The hearing has been set at 9 am on September 14, a day after Branch 148’s similarly scheduled hearing on September 13.

Accused of committing forum shopping by the Integrated Bar of the Philippines (IBP) for seeking arrest warrants from two courts, the DOJ will now have to convince two judges this week why they should reopen two cases that had been dismissed as early as 2011.

The charges before the two courts – for the 2003 coup d’etat in Oakwood and the 2007 rebellion charges in relation to the Manila Peninsula takeover – were dismissed pursuant to the amnesty given to Trillanes and the other mutineers by former president Benigno Aquino III. (READ: TIMELINE: Gov't gaps, retractions in voiding Trillanes amnesty)

“Obviously, the motion cannot be called a non-litigable or non-litigated motion, such that it can be acted upon by this court ex-parte without prejudicing the right of the accused to be heard. As earlier mentioned, the reliefs applied for involve the issuance of a warrant of arrest of a case that has long been dismissed by this court,” said Alameda.

Alameda also took note that Trillanes is also raising before the Supreme Court (SC) the alleged unconstitutionality of Duterte’s proclamation, saying the President cannot unilaterally take away an amnesty that was approved by the Congress.

Trillanes also requested the Supreme Court for a temporary restraining order (TRO) against the proclamation.

The SC is expected to tackle the petition tomorrow, Tuesday, September 11, when the en banc meets. Associate Justice Diosdado Peralta, a potential Chief Justice frontrunner, is the member-in-charge.

Branch 150 Clerk of Court Diosfa Valencia said it’s possible that the lower court proceedings might be put on hold in the event that the SC issues a TRO.

According to the Rules of Court if no appeal was made on a decision, the clerk shall enter a judgment in the book of entries of judgments. An entry of judgment typically declares a decision final and executory, and under existing jurisprudence, could not be reopened again.

Rappler has asked to see this entry of judgment, but both branches have not shown them so far, citing the need to still retrieve the records from years ago.

Asked whether the court is treating its 2011 dismissal of the case against Trillanes as “final and executory,” Valencia said: “Because the dismissal of the case was September 2011, so as for the court, it’s final, so we will still wait for the ruling of the Supreme Court.” – Rappler.com

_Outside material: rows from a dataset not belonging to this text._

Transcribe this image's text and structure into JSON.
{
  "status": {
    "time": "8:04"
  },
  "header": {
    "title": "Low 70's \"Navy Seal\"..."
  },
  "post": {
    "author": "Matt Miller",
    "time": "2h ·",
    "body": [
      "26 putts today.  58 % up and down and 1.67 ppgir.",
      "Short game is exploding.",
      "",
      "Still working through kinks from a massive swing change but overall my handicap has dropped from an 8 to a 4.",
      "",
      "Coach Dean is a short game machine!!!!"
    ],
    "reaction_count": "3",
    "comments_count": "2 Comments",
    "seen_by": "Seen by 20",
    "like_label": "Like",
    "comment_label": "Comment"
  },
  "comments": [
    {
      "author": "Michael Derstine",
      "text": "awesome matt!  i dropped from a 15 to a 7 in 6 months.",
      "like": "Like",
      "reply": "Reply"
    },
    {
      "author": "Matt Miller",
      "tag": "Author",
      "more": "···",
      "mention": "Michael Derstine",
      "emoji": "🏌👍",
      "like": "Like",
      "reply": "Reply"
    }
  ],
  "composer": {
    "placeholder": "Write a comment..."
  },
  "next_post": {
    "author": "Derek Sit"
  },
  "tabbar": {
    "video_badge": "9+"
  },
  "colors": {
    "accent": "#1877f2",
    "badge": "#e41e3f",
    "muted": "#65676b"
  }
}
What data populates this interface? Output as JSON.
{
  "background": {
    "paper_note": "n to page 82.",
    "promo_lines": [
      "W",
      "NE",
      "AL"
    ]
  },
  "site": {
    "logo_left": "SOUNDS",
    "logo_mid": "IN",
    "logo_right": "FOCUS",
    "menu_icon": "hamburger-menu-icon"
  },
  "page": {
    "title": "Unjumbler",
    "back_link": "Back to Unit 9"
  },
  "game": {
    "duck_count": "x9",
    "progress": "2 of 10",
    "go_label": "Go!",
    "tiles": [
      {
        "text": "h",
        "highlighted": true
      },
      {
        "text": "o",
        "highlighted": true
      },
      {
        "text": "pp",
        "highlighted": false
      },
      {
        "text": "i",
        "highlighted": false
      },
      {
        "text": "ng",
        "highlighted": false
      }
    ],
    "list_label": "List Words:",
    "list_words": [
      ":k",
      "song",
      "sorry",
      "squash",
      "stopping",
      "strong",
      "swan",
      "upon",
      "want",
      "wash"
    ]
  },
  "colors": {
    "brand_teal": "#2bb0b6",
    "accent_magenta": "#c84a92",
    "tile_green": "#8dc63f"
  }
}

Follow the developments here:

PNP: Nobody in ‘right mind’ would arrest Trillanes without court warrant

IBP hits DOJ for ‘mischief’ in Trillanes case

Without saying why, Calida called Lorenzana for Trillanes’ amnesty records

Duterte did not consult Lorenzana on Trillanes’ amnesty

Why send CIDG to Senate? ‘We were being proactive,’ says PNP

Trillanes eyes probe into multibillion projects ‘awarded’ to Bong Go’s family

Trillanes will not leave Senate anytime soon: ‘I won’t fall into Duterte trap’

Other amnesty certificates signed by Gazmin may be questioned – Roque

Calida asked for amnesty records of ‘100’ other ex-mutineers

DOJ hands off on other Trillanes cases for now

How can rebel groups trust gov’t negotiations again? – Alejano

Summaries: 

[WRAP | Day 1] Duterte voiding Trillanes' amnesty: Everything you need to know

[WRAP | Day 2] Trillanes gets relief from court, DOJ seeks options

[WRAP | Day 3] Looming Trillanes arrest jolts PH from sleep

[WRAP | Day 4] Trillanes stays in Senate, Duterte changes tune on warrantless arrest

[WRAP | Day 5] Family stands by Trillanes as Duterte slams senator

[WRAP | Day 6] AFP chief Galvez, Honasan push for rule of law in Trillanes case